  • What would your expectations be around brewery tours?
  • Do you care about the details/finishing of the space?  Concrete floors OK, if we are broke are picnic tables OK, etc?  In other words does a tasting finished like P49 matter versus one finished like 33 Acres?
  • Anything else come to mind?  I want to hear it.

So that is it.  In the future, we are likely going to hold another focus group on a bunch of stuff around our space, and what we learn from your feedback now will help set the stage for that.  Thanks for our help and feedback, it means more to me than you can imagine.

How Many Breweries are Enough in BC, Canada and North America

I often wonder how many breweries can a City, Province, Country and Continent support?  As an entrepreneur and soon to be brewery owner, the concern is always in your head that the market reached a saturation point with businesses.  Eventually, craft beer market share will stop coming from Molson, Labatt and other International giants.  It will indeed come from other like minded craft breweries, which means I can taketh and I can giveth.

In the United States, the Brewers Association indicates that there 2,538 breweries operating in the country as of June 2013.  It also states that there are an additional 1,600 in the planning stages.  If you take a 90% survival rate, that would make about 4,000 total breweries operating in the USA.  That is a lot of beer, and one would have to think, reaching the point of saturation.  In fact, you can read this article posted in the USA Today, which looks at this very question.

In Canada, best estimates put the number of breweries at about 300, and within 5 years, that number is expected to reach 400.  Where is the tipping point?  Well no one knows for sure, but not unlike our counterparts south of the 49th parallel, with every new brewery, we take another step towards saturation.

All of this plays in your mind when you open a brewery.  It fundamentally matters what you stand for, the type of beer you make, and how you put all these moving parts together to form your brand.  It would be my opinion that as the market gets more and more crowded, new breweries need to carve out a more focused niche.  It used to be that making a craft beer was enough of a differentiator, but with more breweries doing more unique beers, being uncommon becomes a good play.

It feels like this is the path that we are going down with our brewery.  It just seems to make the most sense to me, and when something makes sense, I usually jump in with both feet.  When I look at the breweries that have opened and experienced success, they all stand for something.

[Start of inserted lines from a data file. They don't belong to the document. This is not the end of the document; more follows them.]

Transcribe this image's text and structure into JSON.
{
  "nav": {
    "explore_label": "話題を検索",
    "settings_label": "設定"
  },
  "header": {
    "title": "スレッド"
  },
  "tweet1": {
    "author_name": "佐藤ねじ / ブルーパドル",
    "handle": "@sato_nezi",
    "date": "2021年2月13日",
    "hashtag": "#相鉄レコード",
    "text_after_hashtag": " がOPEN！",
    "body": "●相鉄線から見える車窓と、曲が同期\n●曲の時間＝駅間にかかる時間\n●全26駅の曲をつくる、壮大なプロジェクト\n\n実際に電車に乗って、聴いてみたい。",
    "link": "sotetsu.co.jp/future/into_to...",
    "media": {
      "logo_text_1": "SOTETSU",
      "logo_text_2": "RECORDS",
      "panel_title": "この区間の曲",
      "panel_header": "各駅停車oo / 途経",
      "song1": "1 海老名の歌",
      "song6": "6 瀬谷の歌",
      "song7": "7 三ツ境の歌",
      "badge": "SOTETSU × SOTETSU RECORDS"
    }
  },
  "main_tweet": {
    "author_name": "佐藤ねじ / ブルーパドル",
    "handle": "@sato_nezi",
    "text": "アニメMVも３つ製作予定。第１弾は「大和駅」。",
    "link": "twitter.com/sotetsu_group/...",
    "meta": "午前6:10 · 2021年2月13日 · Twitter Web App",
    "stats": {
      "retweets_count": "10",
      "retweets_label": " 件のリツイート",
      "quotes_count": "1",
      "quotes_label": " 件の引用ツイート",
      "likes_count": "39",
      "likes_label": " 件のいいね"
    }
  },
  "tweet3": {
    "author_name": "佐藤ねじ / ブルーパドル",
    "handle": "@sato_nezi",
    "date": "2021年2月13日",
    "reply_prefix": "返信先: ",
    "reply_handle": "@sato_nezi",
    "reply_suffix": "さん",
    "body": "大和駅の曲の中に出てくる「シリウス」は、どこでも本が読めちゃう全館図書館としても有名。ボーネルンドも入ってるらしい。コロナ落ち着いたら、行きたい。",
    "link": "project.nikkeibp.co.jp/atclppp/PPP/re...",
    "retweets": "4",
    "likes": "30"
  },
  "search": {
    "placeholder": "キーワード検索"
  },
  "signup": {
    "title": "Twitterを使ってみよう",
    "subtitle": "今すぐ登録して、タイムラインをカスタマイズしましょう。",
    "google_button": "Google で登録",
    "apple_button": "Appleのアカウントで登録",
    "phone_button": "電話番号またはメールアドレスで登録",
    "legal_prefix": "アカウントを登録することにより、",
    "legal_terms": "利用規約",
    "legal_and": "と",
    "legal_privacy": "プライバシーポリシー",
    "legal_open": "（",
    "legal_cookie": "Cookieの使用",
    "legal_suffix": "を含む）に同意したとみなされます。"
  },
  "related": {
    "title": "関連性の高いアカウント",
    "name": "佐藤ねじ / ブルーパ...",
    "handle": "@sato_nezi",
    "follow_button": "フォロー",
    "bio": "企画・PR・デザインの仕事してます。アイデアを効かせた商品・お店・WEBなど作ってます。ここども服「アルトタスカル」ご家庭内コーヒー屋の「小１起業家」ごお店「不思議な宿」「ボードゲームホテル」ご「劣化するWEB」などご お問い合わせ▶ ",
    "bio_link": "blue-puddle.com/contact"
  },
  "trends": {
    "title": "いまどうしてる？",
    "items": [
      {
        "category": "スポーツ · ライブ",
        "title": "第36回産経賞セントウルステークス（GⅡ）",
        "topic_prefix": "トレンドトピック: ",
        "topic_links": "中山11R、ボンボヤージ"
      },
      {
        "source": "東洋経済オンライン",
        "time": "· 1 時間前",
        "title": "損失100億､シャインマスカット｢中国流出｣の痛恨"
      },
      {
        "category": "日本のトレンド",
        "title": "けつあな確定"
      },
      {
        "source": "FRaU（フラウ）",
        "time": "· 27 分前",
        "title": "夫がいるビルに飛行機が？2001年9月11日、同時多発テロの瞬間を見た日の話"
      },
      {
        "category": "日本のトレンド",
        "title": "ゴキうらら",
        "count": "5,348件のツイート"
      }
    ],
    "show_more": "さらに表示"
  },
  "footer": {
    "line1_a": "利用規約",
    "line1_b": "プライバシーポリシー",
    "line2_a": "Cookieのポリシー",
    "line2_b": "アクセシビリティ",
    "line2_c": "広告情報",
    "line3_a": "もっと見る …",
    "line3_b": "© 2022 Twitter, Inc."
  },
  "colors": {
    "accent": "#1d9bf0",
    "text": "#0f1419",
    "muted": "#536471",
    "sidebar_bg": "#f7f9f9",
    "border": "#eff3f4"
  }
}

Parallel 49 – Always something different and unique, but merged with hitting the middle of the market

33 Acres – Clean, refined and connected to Vancouver

Red Racer – quality craft beer in a can that appeals to the middle of the market

Four Winds – New world innovation influenced by old world tradition

Do you think Vancouver could support a brewery that focused on beer from one area of the world?  What about a brewery that focused on Low Alcohol beers or Gluten Free Beers?  Or do you think a brewery that focused exclusively on Sour beers, or different types of Saison would do well?  What about doing what Steam Whistle does, and only make one beer?  What about a brewery that only sourced local ingredients?

These are some of the options that are coming into play with new breweries, and ones that we have kicked around.  At the end of the day, I am going to brew beers that I believe in, and hopefully others like them as well.  There really is no other way to go, and to be honest, doing otherwise would be somewhat disingenuous.  As for the number of breweries, this is not something I can worry about.  It would be counterproductive for me to focus on what others are doing, at the expense of conveying what we are doing.

Back to my Excel spreadsheet I go.  It seems that I am spending far too much time making the numbers work.  My topic for next time will be the tasting room and what are some of the decisions and qualities that are important in designing one.  For now, I will leave this parting thought.  I hope that we are a ways from saturation, for it will make the task before me that much more attainable.